―― Imports declined sharply by 10.4 percent to $8.48 billion in June from a year ago. The drop was due to reduced purchases of iron and steel (-40.3 percent), cereals and cereal preparations (-29.4 percent), industrial machinery and equipment (-20.7 percent), plastic in primary and non-primary forms (-16.4 percent), and transport equipment (-12.6 percent), among others.
―― Aside from trade tensions and the slowing economy of China, Michael Ricafort, economist at local lender Rizal Commercial Banking Corp., told NNA the decline in imports may also be attributed to the “government’s underspending from January-June 2019 that slowed down the purchases of imports used for various infrastructure projects, and slower growth in loans in recent months since loans are also used to finance the purchases of imports.”
―― Year-to-date, exports declined 0.8 percent to $34.11 billion on year, below the government projection of 2 percent for this year. Imports were also down by 1 percent to $53.12 billion from a year ago, also below the government forecast of 7 percent.
―― The continued decline in imports narrowed the Philippines’ trade deficit to $2.47 billion in June from the $3.55 billion in the same month last year. The June data is the narrowest since the $2.34 billion posted in March 2018.
―― Despite the trade slowdown, NEDA remains optimistic about the country’s resilience in its trade performance, noting the Philippines is among the countries in Asia with positive export growth.

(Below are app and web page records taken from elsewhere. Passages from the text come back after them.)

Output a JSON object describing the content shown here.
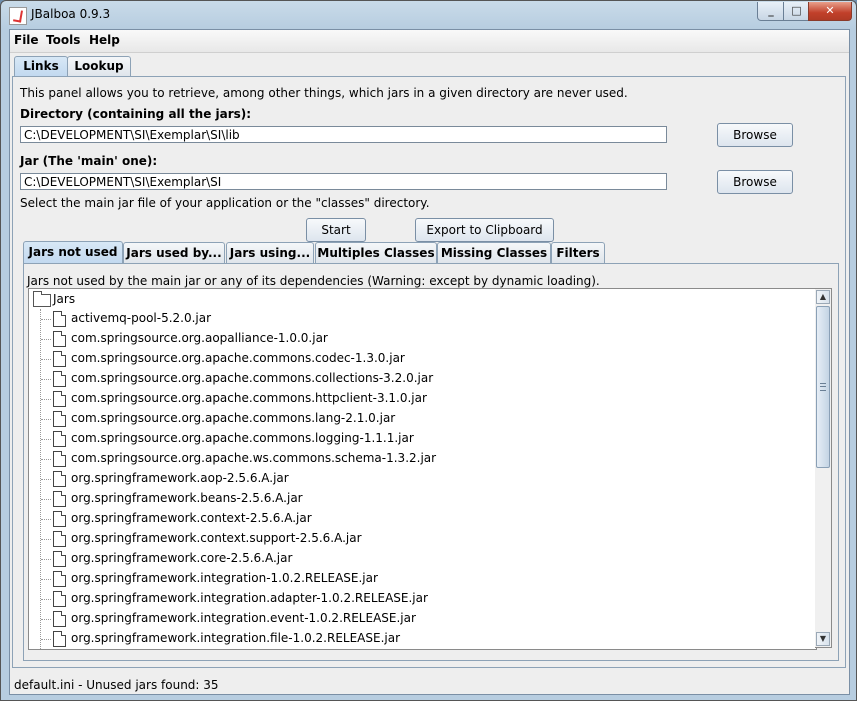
{
  "window": {
    "title": "JBalboa 0.9.3"
  },
  "menu": [
    "File",
    "Tools",
    "Help"
  ],
  "outer_tabs": [
    "Links",
    "Lookup"
  ],
  "intro": "This panel allows you to retrieve, among other things, which jars in a given directory are never used.",
  "directory": {
    "label": "Directory (containing all the jars):",
    "value": "C:\\DEVELOPMENT\\SI\\Exemplar\\SI\\lib",
    "browse": "Browse"
  },
  "jar": {
    "label": "Jar (The 'main' one):",
    "value": "C:\\DEVELOPMENT\\SI\\Exemplar\\SI",
    "browse": "Browse"
  },
  "hint": "Select the main jar file of your application or the \"classes\" directory.",
  "buttons": {
    "start": "Start",
    "export": "Export to Clipboard"
  },
  "inner_tabs": [
    "Jars not used",
    "Jars used by...",
    "Jars using...",
    "Multiples Classes",
    "Missing Classes",
    "Filters"
  ],
  "inner_desc": "Jars not used by the main jar or any of its dependencies (Warning: except by dynamic loading).",
  "tree": {
    "root": "Jars",
    "items": [
      "activemq-pool-5.2.0.jar",
      "com.springsource.org.aopalliance-1.0.0.jar",
      "com.springsource.org.apache.commons.codec-1.3.0.jar",
      "com.springsource.org.apache.commons.collections-3.2.0.jar",
      "com.springsource.org.apache.commons.httpclient-3.1.0.jar",
      "com.springsource.org.apache.commons.lang-2.1.0.jar",
      "com.springsource.org.apache.commons.logging-1.1.1.jar",
      "com.springsource.org.apache.ws.commons.schema-1.3.2.jar",
      "org.springframework.aop-2.5.6.A.jar",
      "org.springframework.beans-2.5.6.A.jar",
      "org.springframework.context-2.5.6.A.jar",
      "org.springframework.context.support-2.5.6.A.jar",
      "org.springframework.core-2.5.6.A.jar",
      "org.springframework.integration-1.0.2.RELEASE.jar",
      "org.springframework.integration.adapter-1.0.2.RELEASE.jar",
      "org.springframework.integration.event-1.0.2.RELEASE.jar",
      "org.springframework.integration.file-1.0.2.RELEASE.jar"
    ]
  },
  "status": "default.ini - Unused jars found: 35"
}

―― Considering the uncertainty in global trade, Socioeconomic Planning Secretary Ernesto Pernia pointed out the need to diversify markets, among other factors, to compensate for the weak external trade, by establishing new trade ties and improving existing ones.
―― “In light of the current trade spat between (South) Korea and Japan, we need to complete the negotiations for the free trade agreement with South Korea and review the decade-old Philippines-Japan Economic Partnership Agreement to further expand the country’s exports in both markets,” Pernia was quoted in a NEDA press release as saying.
―― Meanwhile, Ruben Carlo Asuncion, chief economist at the UnionBank of the Philippines, told NNA in an email the positive growth in exports may be challenged as the global economy continues to show signs of slowing down due to the U.S.-China trade dispute. He also noted imports are expected to recover in the coming months as the government fully resumes its spending.
―― “This will drive imports higher, and the trade balance is expected to grow a larger deficit as 2019 ends,” he said.